§ TASK STATEMENT
Here is a set of records. Copy them all exactly.

§ MATERIAL SHOWN
++++++++

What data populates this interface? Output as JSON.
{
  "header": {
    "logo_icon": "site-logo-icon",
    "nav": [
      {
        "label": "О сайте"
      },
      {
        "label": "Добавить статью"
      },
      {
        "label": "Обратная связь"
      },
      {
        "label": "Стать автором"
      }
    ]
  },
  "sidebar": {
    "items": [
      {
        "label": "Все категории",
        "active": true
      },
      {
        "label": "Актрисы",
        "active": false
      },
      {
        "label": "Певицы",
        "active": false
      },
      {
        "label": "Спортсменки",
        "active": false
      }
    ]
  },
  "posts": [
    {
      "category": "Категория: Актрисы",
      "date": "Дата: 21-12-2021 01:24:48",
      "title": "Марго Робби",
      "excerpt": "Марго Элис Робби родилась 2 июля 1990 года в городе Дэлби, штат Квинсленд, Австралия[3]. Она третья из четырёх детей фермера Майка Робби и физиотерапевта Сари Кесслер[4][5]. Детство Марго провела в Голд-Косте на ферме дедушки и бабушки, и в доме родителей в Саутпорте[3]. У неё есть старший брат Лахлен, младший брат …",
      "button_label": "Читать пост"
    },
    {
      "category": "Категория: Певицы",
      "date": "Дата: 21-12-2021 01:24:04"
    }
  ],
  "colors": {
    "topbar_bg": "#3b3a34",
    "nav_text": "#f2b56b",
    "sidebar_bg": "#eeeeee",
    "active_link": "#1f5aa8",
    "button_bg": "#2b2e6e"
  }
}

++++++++

§ TASK RESPONSE
What data populates this interface? Output as JSON.
{
  "header": {
    "logo_icon": "site-logo-icon",
    "nav": [
      {
        "label": "О сайте"
      },
      {
        "label": "Добавить статью"
      },
      {
        "label": "Обратная связь"
      },
      {
        "label": "Стать автором"
      }
    ]
  },
  "sidebar": {
    "items": [
      {
        "label": "Все категории",
        "active": true
      },
      {
        "label": "Актрисы",
        "active": false
      },
      {
        "label": "Певицы",
        "active": false
      },
      {
        "label": "Спортсменки",
        "active": false
      }
    ]
  },
  "posts": [
    {
      "category": "Категория: Актрисы",
      "date": "Дата: 21-12-2021 01:24:48",
      "title": "Марго Робби",
      "excerpt": "Марго Элис Робби родилась 2 июля 1990 года в городе Дэлби, штат Квинсленд, Австралия[3]. Она третья из четырёх детей фермера Майка Робби и физиотерапевта Сари Кесслер[4][5]. Детство Марго провела в Голд-Косте на ферме дедушки и бабушки, и в доме родителей в Саутпорте[3]. У неё есть старший брат Лахлен, младший брат …",
      "button_label": "Читать пост"
    },
    {
      "category": "Категория: Певицы",
      "date": "Дата: 21-12-2021 01:24:04"
    }
  ],
  "colors": {
    "topbar_bg": "#3b3a34",
    "nav_text": "#f2b56b",
    "sidebar_bg": "#eeeeee",
    "active_link": "#1f5aa8",
    "button_bg": "#2b2e6e"
  }
}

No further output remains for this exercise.